- it’s not personal – the pleaser in me (even after many years in ministry) would still often personalize the challenges that come with ministry. she told me many times, “stop personalizing this.” she taught (and i am still desperately trying to catch) me to step back and try to look at the matter with personal feelings aside.
– lesson to unpack: as she would say “get over it” it is not all about me. i need to learn to quit looking at each challenge through my personal lens. there is always a bigger picture.
- joy in serving – i would be lying if i said i wasn’t a bit weary in my transition to this new staff position. what an encouragement to be led by someone with almost twice the years in the trenches, but also twice the joy. no matter how tough things got, she addressed them with a smile and true joy in the work God had given her. that authentic example still inspires me to realize what a gift it is to serve in full-time ministry.
– lesson to unpack: don’t let the situations i am facing dictate the joy in which i work through them. my service is not a sacrifice, it is an honor to give my all for the One who sacrificed so much for me. so, suit up in the armor and serve with joy.
- wrapped in prayer – i can’t recall ever leaving a hard conversation or meeting with her without her asking to pray with/over me. she humbly acknowledged Who was really in control and consistently petitioned His wisdom, comfort, direction, discernment, and peace.

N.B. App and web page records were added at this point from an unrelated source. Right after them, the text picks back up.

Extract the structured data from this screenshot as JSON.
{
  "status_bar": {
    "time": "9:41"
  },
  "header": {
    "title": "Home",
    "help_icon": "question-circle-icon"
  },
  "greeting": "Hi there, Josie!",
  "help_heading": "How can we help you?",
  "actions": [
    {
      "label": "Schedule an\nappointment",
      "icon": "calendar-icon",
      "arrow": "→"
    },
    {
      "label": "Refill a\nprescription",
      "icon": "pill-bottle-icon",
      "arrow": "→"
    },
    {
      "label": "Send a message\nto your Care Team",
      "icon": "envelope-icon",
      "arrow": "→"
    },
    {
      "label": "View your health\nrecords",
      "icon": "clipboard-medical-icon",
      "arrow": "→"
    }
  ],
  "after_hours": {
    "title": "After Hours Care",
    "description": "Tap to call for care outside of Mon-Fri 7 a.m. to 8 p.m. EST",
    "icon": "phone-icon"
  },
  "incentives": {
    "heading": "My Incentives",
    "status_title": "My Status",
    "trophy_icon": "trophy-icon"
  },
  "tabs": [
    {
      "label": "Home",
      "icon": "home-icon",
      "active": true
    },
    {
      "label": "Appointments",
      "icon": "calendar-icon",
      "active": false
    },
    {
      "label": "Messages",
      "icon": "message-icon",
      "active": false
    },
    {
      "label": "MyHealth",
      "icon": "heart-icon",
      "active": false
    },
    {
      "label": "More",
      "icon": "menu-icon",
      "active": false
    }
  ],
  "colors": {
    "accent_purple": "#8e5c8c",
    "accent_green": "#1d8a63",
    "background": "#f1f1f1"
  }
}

– lesson to unpack: prayer can be the most important part of any conversation/meeting. make time for it.
i would not trade anything for the past two years under jan jones’ leadership. she has a rich legacy of modeling Christ-centered leadership and pointing people to what matters most – Jesus. i know because that’s what she did (and still does) for me.